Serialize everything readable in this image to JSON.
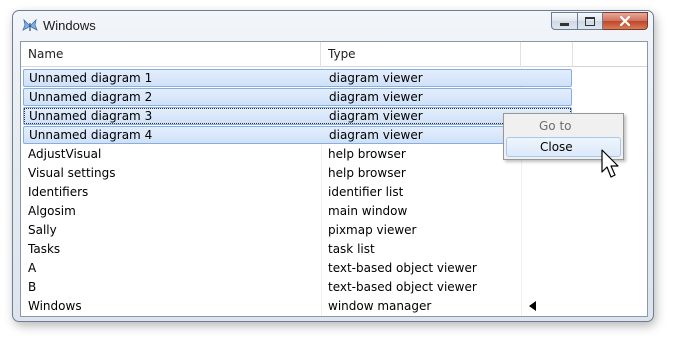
{
  "window": {
    "title": "Windows",
    "app_icon": "butterfly-icon"
  },
  "caption_buttons": {
    "minimize": "minimize-icon",
    "maximize": "maximize-icon",
    "close": "close-icon"
  },
  "columns": {
    "name": "Name",
    "type": "Type"
  },
  "rows": [
    {
      "name": "Unnamed diagram 1",
      "type": "diagram viewer",
      "selected": true
    },
    {
      "name": "Unnamed diagram 2",
      "type": "diagram viewer",
      "selected": true
    },
    {
      "name": "Unnamed diagram 3",
      "type": "diagram viewer",
      "selected": true,
      "focused": true
    },
    {
      "name": "Unnamed diagram 4",
      "type": "diagram viewer",
      "selected": true
    },
    {
      "name": "AdjustVisual",
      "type": "help browser"
    },
    {
      "name": "Visual settings",
      "type": "help browser"
    },
    {
      "name": "Identifiers",
      "type": "identifier list"
    },
    {
      "name": "Algosim",
      "type": "main window"
    },
    {
      "name": "Sally",
      "type": "pixmap viewer"
    },
    {
      "name": "Tasks",
      "type": "task list"
    },
    {
      "name": "A",
      "type": "text-based object viewer"
    },
    {
      "name": "B",
      "type": "text-based object viewer"
    },
    {
      "name": "Windows",
      "type": "window manager",
      "current": true
    }
  ],
  "context_menu": {
    "items": [
      {
        "label": "Go to",
        "enabled": false
      },
      {
        "label": "Close",
        "enabled": true,
        "hot": true
      }
    ]
  },
  "colors": {
    "selection": "#cfe1f8",
    "selection_border": "#87aee0",
    "close_button": "#c0462a"
  }
}
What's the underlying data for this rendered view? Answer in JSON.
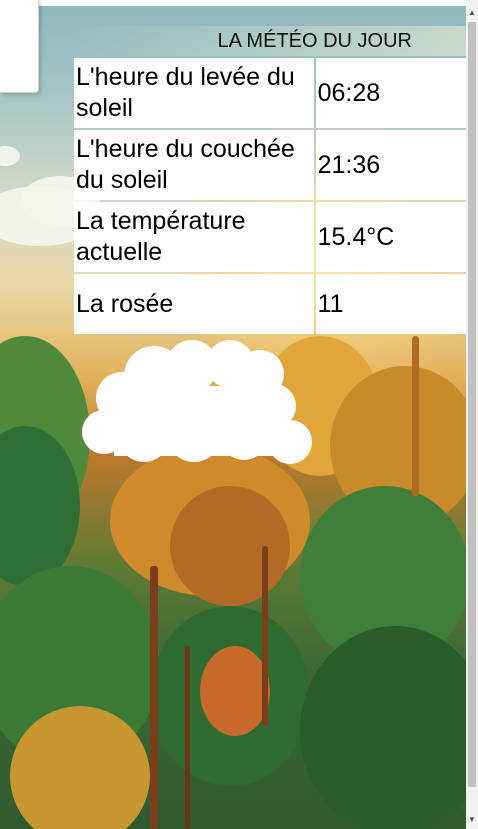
{
  "weather": {
    "title": "LA MÉTÉO DU JOUR",
    "rows": [
      {
        "label": "L'heure du levée du soleil",
        "value": "06:28"
      },
      {
        "label": "L'heure du couchée du soleil",
        "value": "21:36"
      },
      {
        "label": "La température actuelle",
        "value": "15.4°C"
      },
      {
        "label": "La rosée",
        "value": "11"
      }
    ],
    "icon": "cloud-icon"
  },
  "scrollbar": {
    "up_glyph": "▲",
    "down_glyph": "▼"
  }
}
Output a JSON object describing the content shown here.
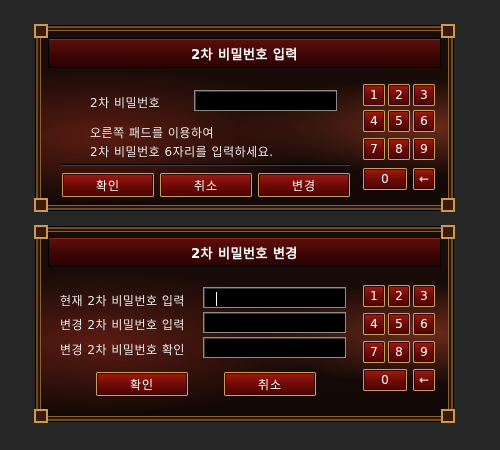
{
  "dialog1": {
    "title": "2차 비밀번호 입력",
    "password_label": "2차 비밀번호",
    "instruction_line1": "오른쪽 패드를 이용하여",
    "instruction_line2": "2차 비밀번호 6자리를 입력하세요.",
    "buttons": {
      "confirm": "확인",
      "cancel": "취소",
      "change": "변경"
    },
    "keypad": [
      "1",
      "2",
      "3",
      "4",
      "5",
      "6",
      "7",
      "8",
      "9",
      "0",
      "←"
    ]
  },
  "dialog2": {
    "title": "2차 비밀번호 변경",
    "current_label": "현재 2차 비밀번호 입력",
    "new_label": "변경 2차 비밀번호 입력",
    "confirm_label": "변경 2차 비밀번호 확인",
    "buttons": {
      "confirm": "확인",
      "cancel": "취소"
    },
    "keypad": [
      "1",
      "2",
      "3",
      "4",
      "5",
      "6",
      "7",
      "8",
      "9",
      "0",
      "←"
    ]
  },
  "colors": {
    "button_red": "#6c0a06",
    "border_gold": "#c8a064",
    "title_bg": "#3c0504"
  }
}
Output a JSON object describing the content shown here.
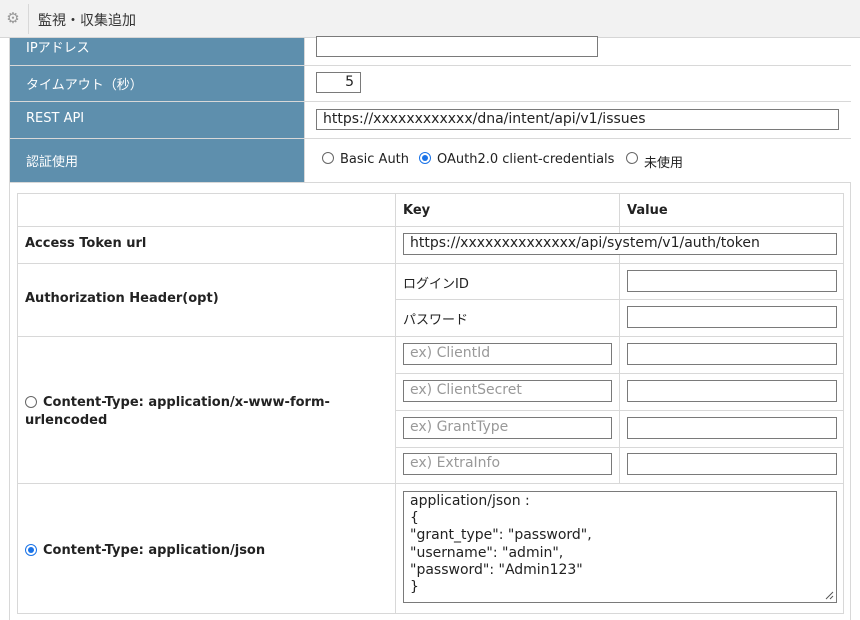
{
  "window": {
    "title": "監視・収集追加",
    "icon": "gear-icon"
  },
  "form": {
    "ip_label": "IPアドレス",
    "ip_value": "",
    "timeout_label": "タイムアウト（秒）",
    "timeout_value": "5",
    "rest_label": "REST API",
    "rest_value": "https://xxxxxxxxxxxx/dna/intent/api/v1/issues",
    "auth_label": "認証使用",
    "auth_options": [
      {
        "label": "Basic Auth",
        "selected": false
      },
      {
        "label": "OAuth2.0 client-credentials",
        "selected": true
      },
      {
        "label": "未使用",
        "selected": false
      }
    ]
  },
  "oauth_table": {
    "col_key": "Key",
    "col_value": "Value",
    "access_token_label": "Access Token url",
    "access_token_value": "https://xxxxxxxxxxxxxx/api/system/v1/auth/token",
    "auth_header_label": "Authorization Header(opt)",
    "auth_header_keys": [
      "ログインID",
      "パスワード"
    ],
    "auth_header_values": [
      "",
      ""
    ],
    "form_urlencoded_label": "Content-Type: application/x-www-form-urlencoded",
    "form_urlencoded_selected": false,
    "form_keys_placeholders": [
      "ex) ClientId",
      "ex) ClientSecret",
      "ex) GrantType",
      "ex) ExtraInfo"
    ],
    "form_values": [
      "",
      "",
      "",
      ""
    ],
    "json_label": "Content-Type: application/json",
    "json_selected": true,
    "json_body": "application/json :\n{\n\"grant_type\": \"password\",\n\"username\": \"admin\",\n\"password\": \"Admin123\"\n}"
  },
  "colors": {
    "label_bg": "#5e8fad",
    "radio_accent": "#1a73e8",
    "border": "#d8d8d8"
  }
}
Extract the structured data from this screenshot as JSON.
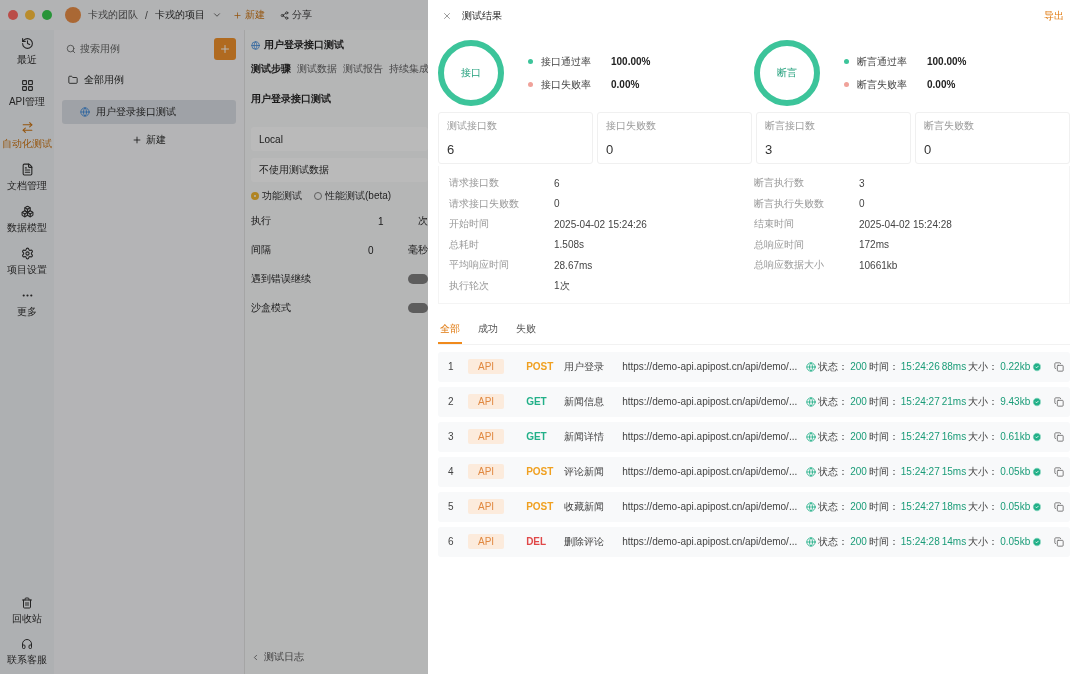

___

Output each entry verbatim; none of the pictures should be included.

Serialize everything readable in this image to JSON.
{
  "window": {
    "title": "Windows",
    "app_icon": "butterfly-icon"
  },
  "caption_buttons": {
    "minimize": "minimize-icon",
    "maximize": "maximize-icon",
    "close": "close-icon"
  },
  "columns": {
    "name": "Name",
    "type": "Type"
  },
  "rows": [
    {
      "name": "Unnamed diagram 1",
      "type": "diagram viewer",
      "selected": true
    },
    {
      "name": "Unnamed diagram 2",
      "type": "diagram viewer",
      "selected": true
    },
    {
      "name": "Unnamed diagram 3",
      "type": "diagram viewer",
      "selected": true,
      "focused": true
    },
    {
      "name": "Unnamed diagram 4",
      "type": "diagram viewer",
      "selected": true
    },
    {
      "name": "AdjustVisual",
      "type": "help browser"
    },
    {
      "name": "Visual settings",
      "type": "help browser"
    },
    {
      "name": "Identifiers",
      "type": "identifier list"
    },
    {
      "name": "Algosim",
      "type": "main window"
    },
    {
      "name": "Sally",
      "type": "pixmap viewer"
    },
    {
      "name": "Tasks",
      "type": "task list"
    },
    {
      "name": "A",
      "type": "text-based object viewer"
    },
    {
      "name": "B",
      "type": "text-based object viewer"
    },
    {
      "name": "Windows",
      "type": "window manager",
      "current": true
    }
  ],
  "context_menu": {
    "items": [
      {
        "label": "Go to",
        "enabled": false
      },
      {
        "label": "Close",
        "enabled": true,
        "hot": true
      }
    ]
  },
  "colors": {
    "selection": "#cfe1f8",
    "selection_border": "#87aee0",
    "close_button": "#c0462a"
  }
}
What's the underlying data for this rendered view? Answer in JSON.
{
  "weather": {
    "title": "LA MÉTÉO DU JOUR",
    "rows": [
      {
        "label": "L'heure du levée du soleil",
        "value": "06:28"
      },
      {
        "label": "L'heure du couchée du soleil",
        "value": "21:36"
      },
      {
        "label": "La température actuelle",
        "value": "15.4°C"
      },
      {
        "label": "La rosée",
        "value": "11"
      }
    ],
    "icon": "cloud-icon"
  },
  "scrollbar": {
    "up_glyph": "▲",
    "down_glyph": "▼"
  }
}
Output a JSON object describing the content shown here.
{
  "dialog1": {
    "title": "2차 비밀번호 입력",
    "password_label": "2차 비밀번호",
    "instruction_line1": "오른쪽 패드를 이용하여",
    "instruction_line2": "2차 비밀번호 6자리를 입력하세요.",
    "buttons": {
      "confirm": "확인",
      "cancel": "취소",
      "change": "변경"
    },
    "keypad": [
      "1",
      "2",
      "3",
      "4",
      "5",
      "6",
      "7",
      "8",
      "9",
      "0",
      "←"
    ]
  },
  "dialog2": {
    "title": "2차 비밀번호 변경",
    "current_label": "현재 2차 비밀번호 입력",
    "new_label": "변경 2차 비밀번호 입력",
    "confirm_label": "변경 2차 비밀번호 확인",
    "buttons": {
      "confirm": "확인",
      "cancel": "취소"
    },
    "keypad": [
      "1",
      "2",
      "3",
      "4",
      "5",
      "6",
      "7",
      "8",
      "9",
      "0",
      "←"
    ]
  },
  "colors": {
    "button_red": "#6c0a06",
    "border_gold": "#c8a064",
    "title_bg": "#3c0504"
  }
}
Output a JSON object describing the content shown here.
{
  "window": {
    "title": "監視・収集追加",
    "icon": "gear-icon"
  },
  "form": {
    "ip_label": "IPアドレス",
    "ip_value": "",
    "timeout_label": "タイムアウト（秒）",
    "timeout_value": "5",
    "rest_label": "REST API",
    "rest_value": "https://xxxxxxxxxxxx/dna/intent/api/v1/issues",
    "auth_label": "認証使用",
    "auth_options": [
      {
        "label": "Basic Auth",
        "selected": false
      },
      {
        "label": "OAuth2.0 client-credentials",
        "selected": true
      },
      {
        "label": "未使用",
        "selected": false
      }
    ]
  },
  "oauth_table": {
    "col_key": "Key",
    "col_value": "Value",
    "access_token_label": "Access Token url",
    "access_token_value": "https://xxxxxxxxxxxxxx/api/system/v1/auth/token",
    "auth_header_label": "Authorization Header(opt)",
    "auth_header_keys": [
      "ログインID",
      "パスワード"
    ],
    "auth_header_values": [
      "",
      ""
    ],
    "form_urlencoded_label": "Content-Type: application/x-www-form-urlencoded",
    "form_urlencoded_selected": false,
    "form_keys_placeholders": [
      "ex) ClientId",
      "ex) ClientSecret",
      "ex) GrantType",
      "ex) ExtraInfo"
    ],
    "form_values": [
      "",
      "",
      "",
      ""
    ],
    "json_label": "Content-Type: application/json",
    "json_selected": true,
    "json_body": "application/json :\n{\n\"grant_type\": \"password\",\n\"username\": \"admin\",\n\"password\": \"Admin123\"\n}"
  },
  "colors": {
    "label_bg": "#5e8fad",
    "radio_accent": "#1a73e8",
    "border": "#d8d8d8"
  }
}
Extract the structured data from this screenshot as JSON.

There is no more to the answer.